> **Directions**:
Retrieve all lines below that have the string "files".

START Exercise material

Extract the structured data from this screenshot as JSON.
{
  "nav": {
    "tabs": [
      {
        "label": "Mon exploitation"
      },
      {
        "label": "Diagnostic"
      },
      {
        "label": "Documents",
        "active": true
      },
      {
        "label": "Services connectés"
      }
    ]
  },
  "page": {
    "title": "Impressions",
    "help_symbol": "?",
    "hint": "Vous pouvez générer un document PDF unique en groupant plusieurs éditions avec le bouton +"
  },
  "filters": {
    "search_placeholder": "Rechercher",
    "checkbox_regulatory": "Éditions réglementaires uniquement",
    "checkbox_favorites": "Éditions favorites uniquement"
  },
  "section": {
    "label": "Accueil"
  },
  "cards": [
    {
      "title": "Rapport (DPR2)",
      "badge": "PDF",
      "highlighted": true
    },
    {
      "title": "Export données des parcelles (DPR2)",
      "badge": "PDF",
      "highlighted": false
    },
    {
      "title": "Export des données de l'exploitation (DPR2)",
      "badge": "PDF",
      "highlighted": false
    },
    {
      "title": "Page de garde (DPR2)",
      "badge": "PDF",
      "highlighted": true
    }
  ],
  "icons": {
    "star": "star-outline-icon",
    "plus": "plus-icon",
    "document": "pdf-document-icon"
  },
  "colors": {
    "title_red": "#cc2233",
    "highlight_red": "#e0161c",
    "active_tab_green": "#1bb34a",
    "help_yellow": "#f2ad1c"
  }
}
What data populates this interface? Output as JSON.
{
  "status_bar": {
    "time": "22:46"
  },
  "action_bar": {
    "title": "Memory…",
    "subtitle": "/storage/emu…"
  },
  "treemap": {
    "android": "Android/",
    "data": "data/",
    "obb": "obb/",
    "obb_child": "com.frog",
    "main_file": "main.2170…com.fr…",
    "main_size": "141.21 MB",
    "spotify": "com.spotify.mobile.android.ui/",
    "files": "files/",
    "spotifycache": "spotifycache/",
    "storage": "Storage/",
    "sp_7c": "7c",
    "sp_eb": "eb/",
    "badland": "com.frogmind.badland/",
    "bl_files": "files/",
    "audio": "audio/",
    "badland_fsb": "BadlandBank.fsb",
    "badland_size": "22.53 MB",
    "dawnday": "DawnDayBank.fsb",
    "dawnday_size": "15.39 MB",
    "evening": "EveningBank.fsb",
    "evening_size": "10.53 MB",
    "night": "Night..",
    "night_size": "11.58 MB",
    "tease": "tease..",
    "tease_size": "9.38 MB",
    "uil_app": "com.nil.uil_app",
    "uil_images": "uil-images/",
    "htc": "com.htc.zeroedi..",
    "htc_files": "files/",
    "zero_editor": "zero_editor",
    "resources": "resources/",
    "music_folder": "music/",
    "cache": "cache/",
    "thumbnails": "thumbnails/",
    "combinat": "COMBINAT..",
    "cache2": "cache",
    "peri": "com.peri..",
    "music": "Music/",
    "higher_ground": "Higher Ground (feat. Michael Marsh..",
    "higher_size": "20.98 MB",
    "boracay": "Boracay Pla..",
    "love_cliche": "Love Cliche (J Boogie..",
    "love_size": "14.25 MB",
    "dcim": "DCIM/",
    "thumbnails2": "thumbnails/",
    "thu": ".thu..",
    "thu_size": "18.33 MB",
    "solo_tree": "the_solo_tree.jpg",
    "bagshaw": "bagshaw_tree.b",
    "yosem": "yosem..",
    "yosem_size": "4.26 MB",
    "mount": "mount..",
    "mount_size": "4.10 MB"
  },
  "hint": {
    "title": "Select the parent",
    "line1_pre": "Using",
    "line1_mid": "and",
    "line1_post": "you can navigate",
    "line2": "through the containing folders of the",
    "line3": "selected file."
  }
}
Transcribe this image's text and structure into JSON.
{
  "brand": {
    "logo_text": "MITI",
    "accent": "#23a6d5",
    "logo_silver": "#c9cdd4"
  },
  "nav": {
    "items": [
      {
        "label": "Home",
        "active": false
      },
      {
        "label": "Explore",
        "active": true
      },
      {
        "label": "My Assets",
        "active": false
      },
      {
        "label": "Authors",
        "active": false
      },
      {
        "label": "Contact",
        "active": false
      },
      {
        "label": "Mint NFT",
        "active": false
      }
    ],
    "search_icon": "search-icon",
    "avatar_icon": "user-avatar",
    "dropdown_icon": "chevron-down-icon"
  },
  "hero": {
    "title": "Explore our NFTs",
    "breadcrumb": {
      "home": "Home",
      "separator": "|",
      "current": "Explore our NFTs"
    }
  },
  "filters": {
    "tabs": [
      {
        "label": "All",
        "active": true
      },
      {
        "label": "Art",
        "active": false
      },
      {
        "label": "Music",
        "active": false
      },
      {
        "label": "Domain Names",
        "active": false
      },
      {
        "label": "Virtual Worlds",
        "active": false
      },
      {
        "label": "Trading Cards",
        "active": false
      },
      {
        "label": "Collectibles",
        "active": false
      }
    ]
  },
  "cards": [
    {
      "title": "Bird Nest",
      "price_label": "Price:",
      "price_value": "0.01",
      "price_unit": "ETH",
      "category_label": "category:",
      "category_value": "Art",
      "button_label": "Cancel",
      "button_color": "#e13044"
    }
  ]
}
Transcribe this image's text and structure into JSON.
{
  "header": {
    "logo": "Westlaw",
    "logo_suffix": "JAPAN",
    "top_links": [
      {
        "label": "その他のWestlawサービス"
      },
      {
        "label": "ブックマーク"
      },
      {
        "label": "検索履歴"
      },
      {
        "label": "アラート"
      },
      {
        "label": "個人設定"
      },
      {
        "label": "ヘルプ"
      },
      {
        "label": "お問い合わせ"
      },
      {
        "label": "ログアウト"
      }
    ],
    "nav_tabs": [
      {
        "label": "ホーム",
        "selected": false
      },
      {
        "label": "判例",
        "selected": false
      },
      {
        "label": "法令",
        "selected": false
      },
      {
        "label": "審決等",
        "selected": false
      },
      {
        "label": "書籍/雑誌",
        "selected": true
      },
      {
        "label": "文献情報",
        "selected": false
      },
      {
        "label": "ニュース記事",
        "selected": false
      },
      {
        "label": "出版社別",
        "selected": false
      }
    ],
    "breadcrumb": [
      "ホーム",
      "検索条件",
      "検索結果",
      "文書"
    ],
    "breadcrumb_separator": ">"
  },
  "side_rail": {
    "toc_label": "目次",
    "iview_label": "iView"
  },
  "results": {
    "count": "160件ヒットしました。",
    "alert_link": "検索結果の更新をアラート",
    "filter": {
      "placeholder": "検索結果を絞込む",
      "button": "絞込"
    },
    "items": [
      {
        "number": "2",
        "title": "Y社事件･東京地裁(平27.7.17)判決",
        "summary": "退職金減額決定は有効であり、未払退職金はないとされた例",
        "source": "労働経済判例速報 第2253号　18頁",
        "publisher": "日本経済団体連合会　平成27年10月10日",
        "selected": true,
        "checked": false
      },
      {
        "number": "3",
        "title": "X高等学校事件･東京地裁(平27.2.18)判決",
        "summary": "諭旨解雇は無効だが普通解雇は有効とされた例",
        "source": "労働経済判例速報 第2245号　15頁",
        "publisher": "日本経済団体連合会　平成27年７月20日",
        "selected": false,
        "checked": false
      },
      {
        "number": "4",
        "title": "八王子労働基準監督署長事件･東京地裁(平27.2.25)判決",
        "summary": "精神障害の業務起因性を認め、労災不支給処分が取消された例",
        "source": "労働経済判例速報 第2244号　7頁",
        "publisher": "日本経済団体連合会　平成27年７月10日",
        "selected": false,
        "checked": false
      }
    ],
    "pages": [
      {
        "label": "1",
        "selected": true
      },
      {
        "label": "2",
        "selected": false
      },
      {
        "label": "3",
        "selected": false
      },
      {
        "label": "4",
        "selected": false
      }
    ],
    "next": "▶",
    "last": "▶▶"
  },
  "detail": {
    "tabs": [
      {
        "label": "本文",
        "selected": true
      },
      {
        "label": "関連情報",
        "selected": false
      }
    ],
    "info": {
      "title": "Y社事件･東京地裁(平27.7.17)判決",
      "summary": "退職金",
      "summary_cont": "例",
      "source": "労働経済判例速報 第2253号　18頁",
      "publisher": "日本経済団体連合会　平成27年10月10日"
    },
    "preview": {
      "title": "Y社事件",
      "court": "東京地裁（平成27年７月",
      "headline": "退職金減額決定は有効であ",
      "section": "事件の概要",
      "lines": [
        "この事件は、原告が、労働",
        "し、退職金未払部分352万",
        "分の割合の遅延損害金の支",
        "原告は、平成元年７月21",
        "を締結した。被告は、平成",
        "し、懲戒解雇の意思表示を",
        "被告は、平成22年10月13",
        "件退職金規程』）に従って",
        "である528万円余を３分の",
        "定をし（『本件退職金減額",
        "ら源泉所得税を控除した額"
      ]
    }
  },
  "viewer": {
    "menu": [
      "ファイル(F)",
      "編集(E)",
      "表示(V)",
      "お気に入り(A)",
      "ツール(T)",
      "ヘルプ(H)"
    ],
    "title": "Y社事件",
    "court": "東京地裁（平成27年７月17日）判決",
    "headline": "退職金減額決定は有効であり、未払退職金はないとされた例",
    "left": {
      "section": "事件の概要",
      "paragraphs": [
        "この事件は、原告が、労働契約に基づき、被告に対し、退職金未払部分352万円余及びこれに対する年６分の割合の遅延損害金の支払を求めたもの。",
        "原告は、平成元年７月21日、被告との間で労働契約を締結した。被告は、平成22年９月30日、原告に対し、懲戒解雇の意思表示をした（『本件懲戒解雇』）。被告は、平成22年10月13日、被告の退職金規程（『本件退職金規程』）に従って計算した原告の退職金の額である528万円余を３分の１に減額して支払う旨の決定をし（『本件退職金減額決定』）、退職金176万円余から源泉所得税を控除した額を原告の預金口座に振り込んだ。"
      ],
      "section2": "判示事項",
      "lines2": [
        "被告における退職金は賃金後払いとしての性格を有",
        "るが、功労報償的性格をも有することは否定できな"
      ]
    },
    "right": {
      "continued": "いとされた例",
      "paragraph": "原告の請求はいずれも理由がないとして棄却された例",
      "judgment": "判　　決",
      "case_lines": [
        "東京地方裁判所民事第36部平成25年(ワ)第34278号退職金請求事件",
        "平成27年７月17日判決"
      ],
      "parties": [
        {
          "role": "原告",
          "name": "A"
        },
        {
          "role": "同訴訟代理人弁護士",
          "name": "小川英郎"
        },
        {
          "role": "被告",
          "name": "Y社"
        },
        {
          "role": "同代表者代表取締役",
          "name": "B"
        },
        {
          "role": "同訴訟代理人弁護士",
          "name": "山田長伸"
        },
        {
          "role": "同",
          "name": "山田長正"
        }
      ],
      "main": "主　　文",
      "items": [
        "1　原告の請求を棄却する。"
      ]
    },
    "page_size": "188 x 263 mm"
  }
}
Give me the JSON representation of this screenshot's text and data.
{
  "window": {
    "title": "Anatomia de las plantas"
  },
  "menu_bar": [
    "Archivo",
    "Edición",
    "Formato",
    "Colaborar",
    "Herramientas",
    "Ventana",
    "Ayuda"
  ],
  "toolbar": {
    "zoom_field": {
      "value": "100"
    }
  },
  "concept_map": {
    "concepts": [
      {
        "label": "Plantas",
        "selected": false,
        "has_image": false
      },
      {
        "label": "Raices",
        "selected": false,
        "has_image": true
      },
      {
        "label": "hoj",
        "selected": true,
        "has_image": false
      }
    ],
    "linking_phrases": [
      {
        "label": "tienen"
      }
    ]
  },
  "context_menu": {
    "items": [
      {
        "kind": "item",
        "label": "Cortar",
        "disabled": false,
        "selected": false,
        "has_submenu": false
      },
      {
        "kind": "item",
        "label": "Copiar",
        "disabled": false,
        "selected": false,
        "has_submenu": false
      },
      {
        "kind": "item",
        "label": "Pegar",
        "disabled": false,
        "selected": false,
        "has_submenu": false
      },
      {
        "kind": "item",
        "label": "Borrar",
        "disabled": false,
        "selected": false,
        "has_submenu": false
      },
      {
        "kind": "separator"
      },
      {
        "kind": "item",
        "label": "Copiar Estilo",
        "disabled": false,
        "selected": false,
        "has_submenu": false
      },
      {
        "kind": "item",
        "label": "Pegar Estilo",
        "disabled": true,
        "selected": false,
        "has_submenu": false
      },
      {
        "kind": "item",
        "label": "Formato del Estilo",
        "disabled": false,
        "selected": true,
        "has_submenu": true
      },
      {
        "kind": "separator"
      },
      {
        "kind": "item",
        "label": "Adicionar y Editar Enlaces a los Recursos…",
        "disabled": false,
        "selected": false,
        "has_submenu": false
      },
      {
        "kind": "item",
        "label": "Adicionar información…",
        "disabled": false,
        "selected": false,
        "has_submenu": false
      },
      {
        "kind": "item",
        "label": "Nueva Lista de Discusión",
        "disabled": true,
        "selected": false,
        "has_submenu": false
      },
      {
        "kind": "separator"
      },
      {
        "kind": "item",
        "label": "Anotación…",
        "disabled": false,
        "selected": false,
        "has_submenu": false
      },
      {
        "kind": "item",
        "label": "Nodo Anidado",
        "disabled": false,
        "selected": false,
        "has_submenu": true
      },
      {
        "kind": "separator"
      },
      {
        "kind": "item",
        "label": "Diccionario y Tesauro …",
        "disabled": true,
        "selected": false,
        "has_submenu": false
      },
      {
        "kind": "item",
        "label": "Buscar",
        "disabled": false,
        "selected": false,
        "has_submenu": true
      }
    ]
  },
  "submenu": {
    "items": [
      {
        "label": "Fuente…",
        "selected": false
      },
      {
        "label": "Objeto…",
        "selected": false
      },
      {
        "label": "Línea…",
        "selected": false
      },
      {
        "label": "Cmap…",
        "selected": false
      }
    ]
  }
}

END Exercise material

> **Expected output**:
    "files": "files/",
    "bl_files": "files/",
    "htc_files": "files/",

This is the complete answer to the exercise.